* Records to use *

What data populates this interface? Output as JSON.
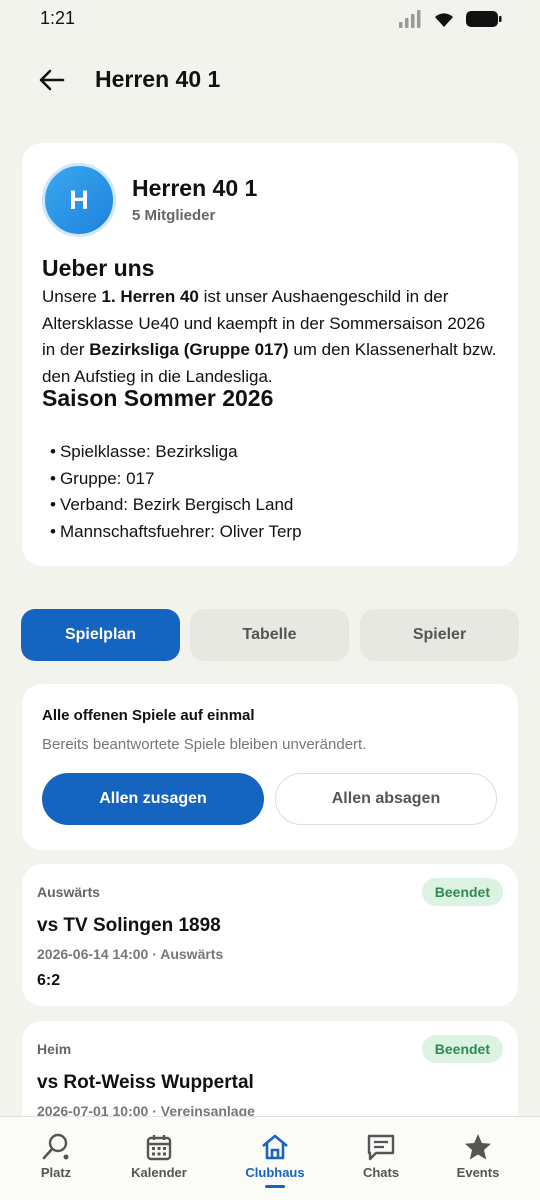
{
  "status": {
    "time": "1:21"
  },
  "header": {
    "title": "Herren 40 1"
  },
  "club": {
    "avatar_letter": "H",
    "name": "Herren 40 1",
    "members": "5 Mitglieder",
    "about_title": "Ueber uns",
    "about_parts": [
      "Unsere ",
      "1. Herren 40",
      " ist unser Aushaengeschild in der Altersklasse Ue40 und kaempft in der Sommersaison 2026 in der ",
      "Bezirksliga (Gruppe 017)",
      " um den Klassenerhalt bzw. den Aufstieg in die Landesliga."
    ],
    "season_title": "Saison Sommer 2026",
    "season_items": [
      "Spielklasse: Bezirksliga",
      "Gruppe: 017",
      "Verband: Bezirk Bergisch Land",
      "Mannschaftsfuehrer: Oliver Terp"
    ]
  },
  "tabs": [
    {
      "label": "Spielplan",
      "active": true
    },
    {
      "label": "Tabelle",
      "active": false
    },
    {
      "label": "Spieler",
      "active": false
    }
  ],
  "bulk": {
    "title": "Alle offenen Spiele auf einmal",
    "subtitle": "Bereits beantwortete Spiele bleiben unverändert.",
    "accept_label": "Allen zusagen",
    "decline_label": "Allen absagen"
  },
  "matches": [
    {
      "type": "Auswärts",
      "status": "Beendet",
      "opponent": "vs TV Solingen 1898",
      "meta": "2026-06-14 14:00 · Auswärts",
      "score": "6:2"
    },
    {
      "type": "Heim",
      "status": "Beendet",
      "opponent": "vs Rot-Weiss Wuppertal",
      "meta": "2026-07-01 10:00 · Vereinsanlage",
      "score": ""
    }
  ],
  "nav": [
    {
      "label": "Platz",
      "icon": "court-icon",
      "active": false
    },
    {
      "label": "Kalender",
      "icon": "calendar-icon",
      "active": false
    },
    {
      "label": "Clubhaus",
      "icon": "home-icon",
      "active": true
    },
    {
      "label": "Chats",
      "icon": "chat-icon",
      "active": false
    },
    {
      "label": "Events",
      "icon": "star-icon",
      "active": false
    }
  ],
  "colors": {
    "primary": "#1565c0",
    "background": "#f3f3ee",
    "badge_bg": "#dcf3e4",
    "badge_text": "#2e8b50"
  }
}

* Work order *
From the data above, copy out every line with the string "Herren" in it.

* Response area *
    "title": "Herren 40 1"
    "name": "Herren 40 1",
      "1. Herren 40",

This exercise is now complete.